Using the data below, gather each line that includes the word "date".

== Record extracts ==
-------------------------

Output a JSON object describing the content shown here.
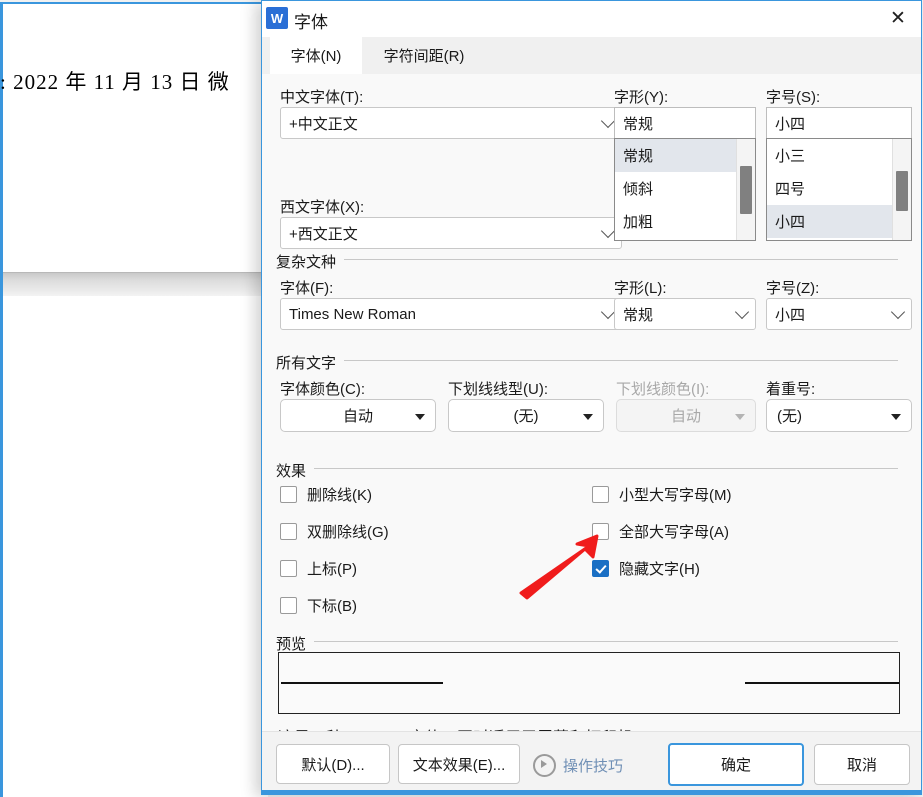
{
  "background": {
    "document_text": ": 2022 年 11 月 13 日  微"
  },
  "dialog": {
    "app_icon_letter": "W",
    "title": "字体",
    "close_glyph": "✕",
    "tabs": [
      {
        "label": "字体(N)",
        "active": true
      },
      {
        "label": "字符间距(R)",
        "active": false
      }
    ],
    "chinese_font": {
      "label": "中文字体(T):",
      "value": "+中文正文"
    },
    "western_font": {
      "label": "西文字体(X):",
      "value": "+西文正文"
    },
    "font_style": {
      "label": "字形(Y):",
      "value": "常规",
      "options": [
        "常规",
        "倾斜",
        "加粗"
      ],
      "selected": "常规"
    },
    "font_size": {
      "label": "字号(S):",
      "value": "小四",
      "options": [
        "小三",
        "四号",
        "小四"
      ],
      "selected": "小四"
    },
    "complex_script": {
      "group_label": "复杂文种",
      "font": {
        "label": "字体(F):",
        "value": "Times New Roman"
      },
      "style": {
        "label": "字形(L):",
        "value": "常规"
      },
      "size": {
        "label": "字号(Z):",
        "value": "小四"
      }
    },
    "all_text": {
      "group_label": "所有文字",
      "font_color": {
        "label": "字体颜色(C):",
        "value": "自动",
        "disabled": false
      },
      "underline_style": {
        "label": "下划线线型(U):",
        "value": "(无)",
        "disabled": false
      },
      "underline_color": {
        "label": "下划线颜色(I):",
        "value": "自动",
        "disabled": true
      },
      "emphasis_mark": {
        "label": "着重号:",
        "value": "(无)",
        "disabled": false
      }
    },
    "effects": {
      "group_label": "效果",
      "left_column": [
        {
          "label": "删除线(K)",
          "checked": false
        },
        {
          "label": "双删除线(G)",
          "checked": false
        },
        {
          "label": "上标(P)",
          "checked": false
        },
        {
          "label": "下标(B)",
          "checked": false
        }
      ],
      "right_column": [
        {
          "label": "小型大写字母(M)",
          "checked": false
        },
        {
          "label": "全部大写字母(A)",
          "checked": false
        },
        {
          "label": "隐藏文字(H)",
          "checked": true
        }
      ]
    },
    "preview": {
      "group_label": "预览",
      "note": "这是一种TrueType字体，同时适用于屏幕和打印机。"
    },
    "footer": {
      "default_button": "默认(D)...",
      "text_effects_button": "文本效果(E)...",
      "tips_link": "操作技巧",
      "ok_button": "确定",
      "cancel_button": "取消"
    }
  },
  "colors": {
    "accent": "#3a96dd",
    "checkbox_checked": "#1a6fc4",
    "annotation_arrow": "#f01c1c",
    "link": "#6f8fb5"
  }
}
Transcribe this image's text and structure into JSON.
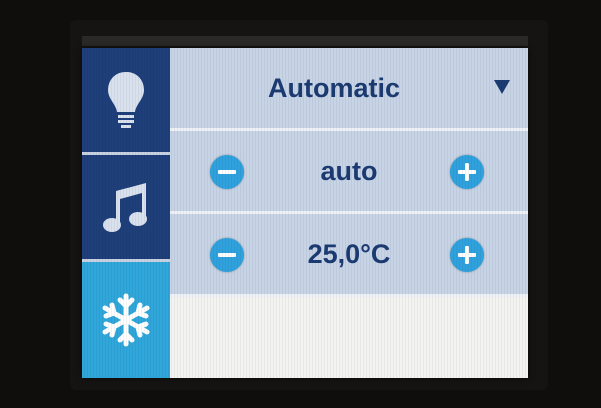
{
  "sidebar": {
    "items": [
      {
        "name": "light",
        "icon": "lightbulb-icon",
        "active": false
      },
      {
        "name": "audio",
        "icon": "music-note-icon",
        "active": false
      },
      {
        "name": "climate",
        "icon": "snowflake-icon",
        "active": true
      }
    ]
  },
  "climate": {
    "mode_label": "Automatic",
    "fan_value": "auto",
    "temperature_value": "25,0°C"
  },
  "colors": {
    "sidebar_bg": "#1f3f7a",
    "sidebar_active": "#2fa7da",
    "row_bg": "#c7d4e6",
    "text": "#1b3b72",
    "button": "#2fa2de"
  }
}
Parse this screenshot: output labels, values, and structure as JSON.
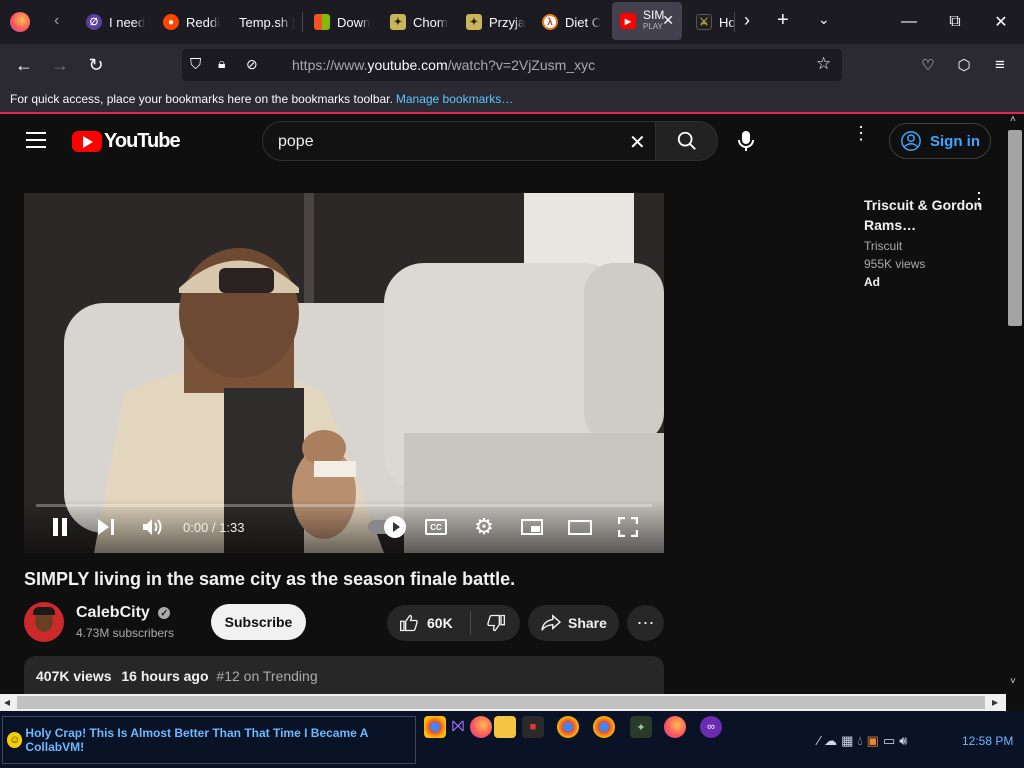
{
  "browser": {
    "tabs": [
      {
        "title": "I need"
      },
      {
        "title": "Reddi"
      },
      {
        "title": "Temp.sh |"
      },
      {
        "title": "Down"
      },
      {
        "title": "Chom"
      },
      {
        "title": "Przyja"
      },
      {
        "title": "Diet C"
      },
      {
        "title": "SIM",
        "subtitle": "PLAY",
        "active": true
      },
      {
        "title": "Ho"
      }
    ],
    "url_base": "https://www.",
    "url_host": "youtube.com",
    "url_path": "/watch?v=2VjZusm_xyc",
    "bookmarks_hint": "For quick access, place your bookmarks here on the bookmarks toolbar.",
    "bookmarks_link": "Manage bookmarks…"
  },
  "youtube": {
    "logo_text": "YouTube",
    "search_value": "pope",
    "sign_in": "Sign in"
  },
  "player": {
    "time": "0:00 / 1:33",
    "progress": 0
  },
  "video": {
    "title": "SIMPLY living in the same city as the season finale battle.",
    "channel": "CalebCity",
    "subscribers": "4.73M subscribers",
    "subscribe_label": "Subscribe",
    "likes": "60K",
    "share_label": "Share",
    "views": "407K views",
    "age": "16 hours ago",
    "trending": "#12 on Trending"
  },
  "ad": {
    "title": "Triscuit & Gordon Rams…",
    "advertiser": "Triscuit",
    "views": "955K views",
    "tag": "Ad"
  },
  "taskbar": {
    "message": "Holy Crap! This Is Almost Better Than That Time I Became A CollabVM!",
    "clock": "12:58 PM"
  },
  "colors": {
    "accent_link": "#3ea6ff",
    "yt_red": "#ff0000",
    "firefox_highlight": "#e22850"
  }
}
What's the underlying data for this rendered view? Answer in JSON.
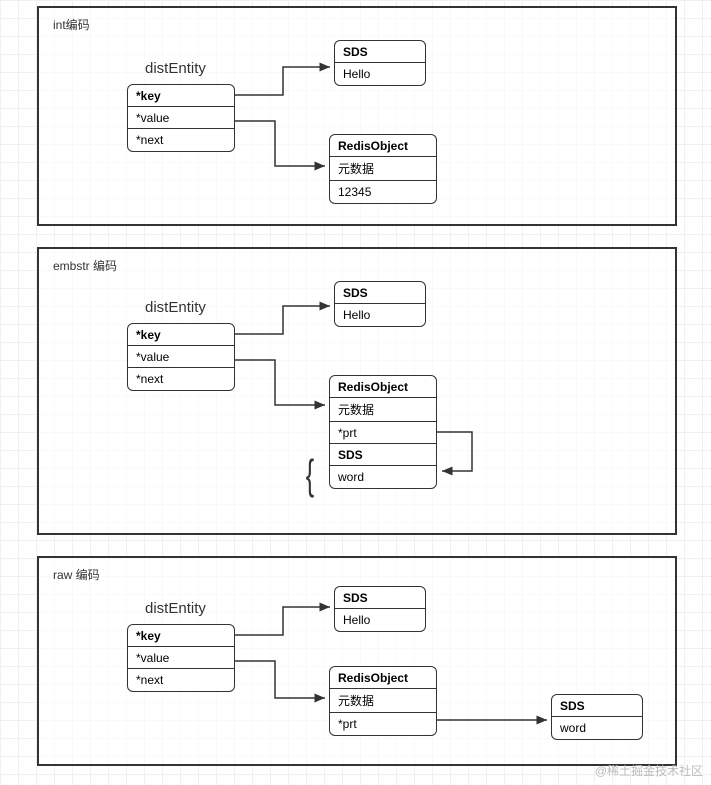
{
  "panels": {
    "int": {
      "label": "int编码"
    },
    "embstr": {
      "label": "embstr 编码"
    },
    "raw": {
      "label": "raw 编码"
    }
  },
  "entity": {
    "title": "distEntity",
    "key": "*key",
    "value": "*value",
    "next": "*next"
  },
  "sds": {
    "header": "SDS",
    "hello": "Hello",
    "word": "word"
  },
  "redisObject": {
    "header": "RedisObject",
    "meta": "元数据",
    "intval": "12345",
    "prt": "*prt"
  },
  "watermark": "@稀土掘金技术社区"
}
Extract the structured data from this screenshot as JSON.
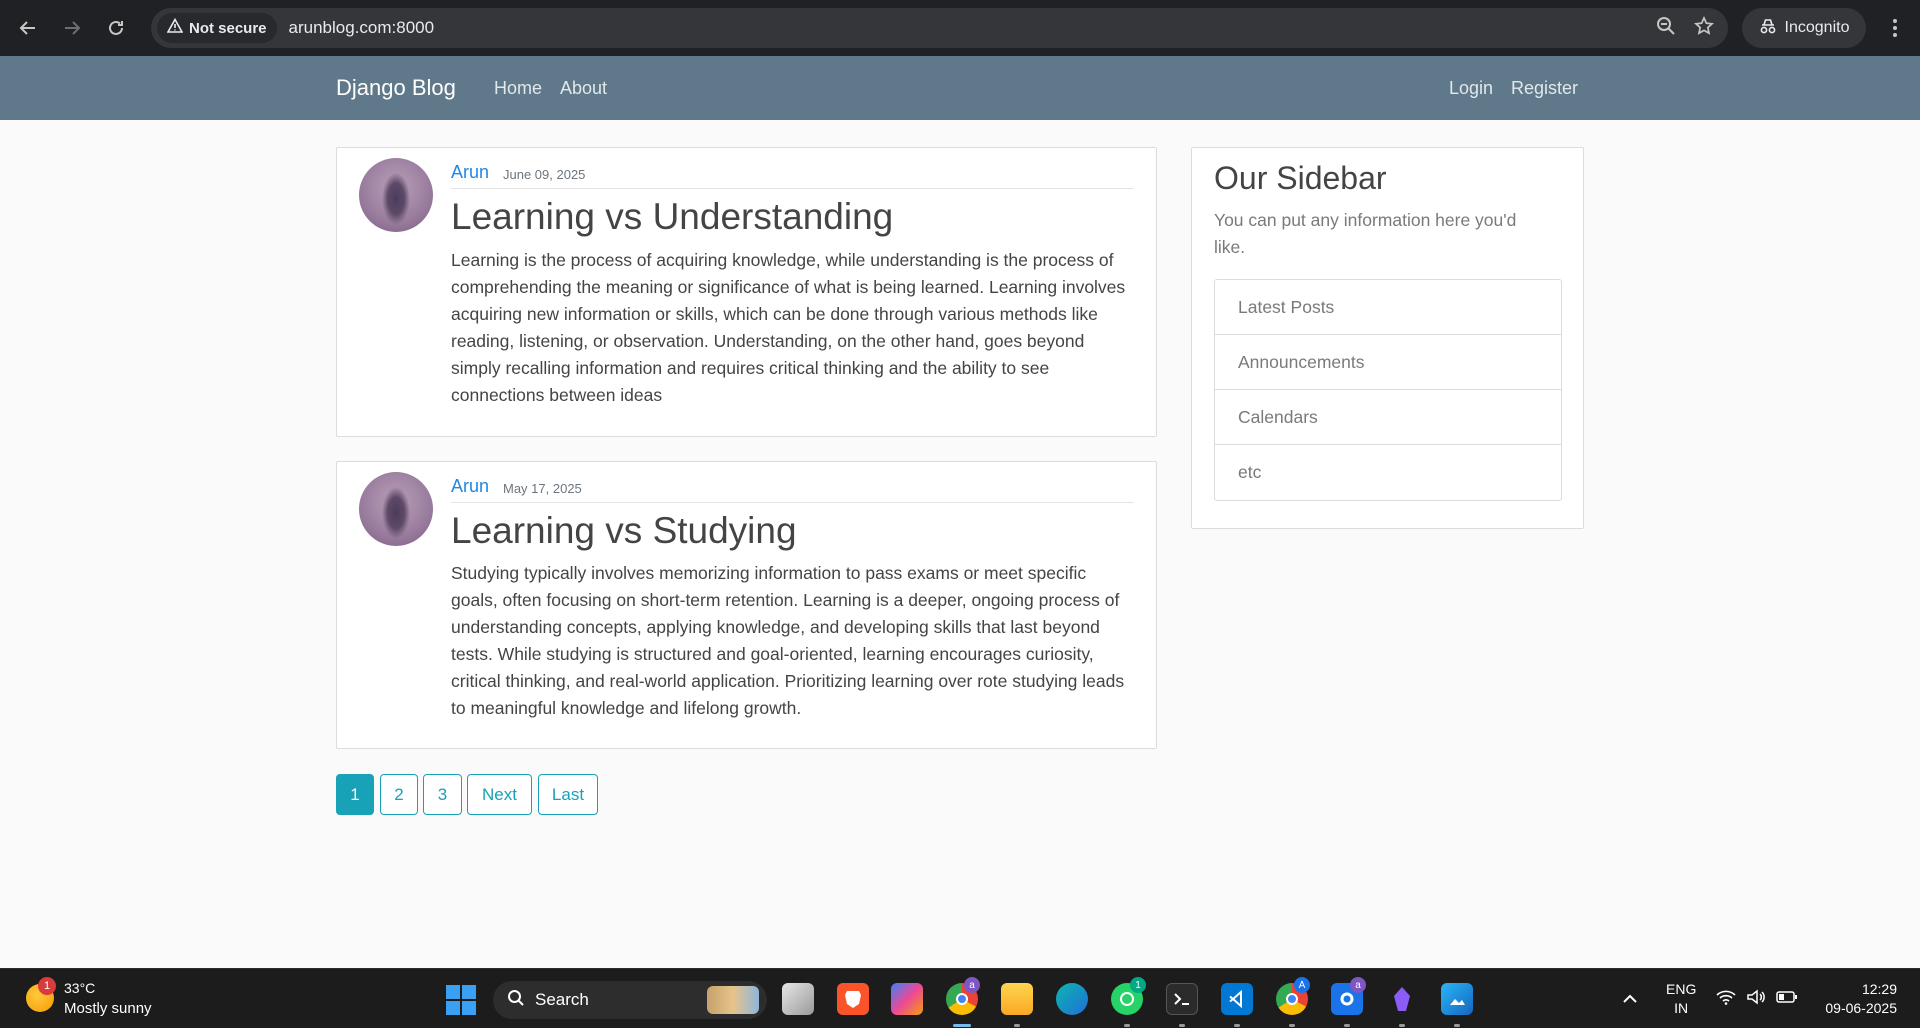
{
  "browser": {
    "security_label": "Not secure",
    "url": "arunblog.com:8000",
    "profile_label": "Incognito"
  },
  "site": {
    "brand": "Django Blog",
    "nav_left": [
      "Home",
      "About"
    ],
    "nav_right": [
      "Login",
      "Register"
    ]
  },
  "posts": [
    {
      "author": "Arun",
      "date": "June 09, 2025",
      "title": "Learning vs Understanding",
      "content": "Learning is the process of acquiring knowledge, while understanding is the process of comprehending the meaning or significance of what is being learned. Learning involves acquiring new information or skills, which can be done through various methods like reading, listening, or observation. Understanding, on the other hand, goes beyond simply recalling information and requires critical thinking and the ability to see connections between ideas"
    },
    {
      "author": "Arun",
      "date": "May 17, 2025",
      "title": "Learning vs Studying",
      "content": "Studying typically involves memorizing information to pass exams or meet specific goals, often focusing on short-term retention. Learning is a deeper, ongoing process of understanding concepts, applying knowledge, and developing skills that last beyond tests. While studying is structured and goal-oriented, learning encourages curiosity, critical thinking, and real-world application. Prioritizing learning over rote studying leads to meaningful knowledge and lifelong growth."
    }
  ],
  "pagination": [
    "1",
    "2",
    "3",
    "Next",
    "Last"
  ],
  "sidebar": {
    "title": "Our Sidebar",
    "description": "You can put any information here you'd like.",
    "items": [
      "Latest Posts",
      "Announcements",
      "Calendars",
      "etc"
    ]
  },
  "taskbar": {
    "weather_badge": "1",
    "temperature": "33°C",
    "condition": "Mostly sunny",
    "search_label": "Search",
    "whatsapp_badge": "1",
    "chrome_badge": "a",
    "chrome2_badge": "A",
    "app_badge": "a",
    "lang_top": "ENG",
    "lang_bottom": "IN",
    "time": "12:29",
    "date": "09-06-2025"
  },
  "colors": {
    "navbar": "#5f788a",
    "accent": "#17a2b8",
    "author_link": "#1e88e5"
  }
}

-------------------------

== Written response ==
      "date": "June 09, 2025",
      "date": "May 17, 2025",
    "date": "09-06-2025"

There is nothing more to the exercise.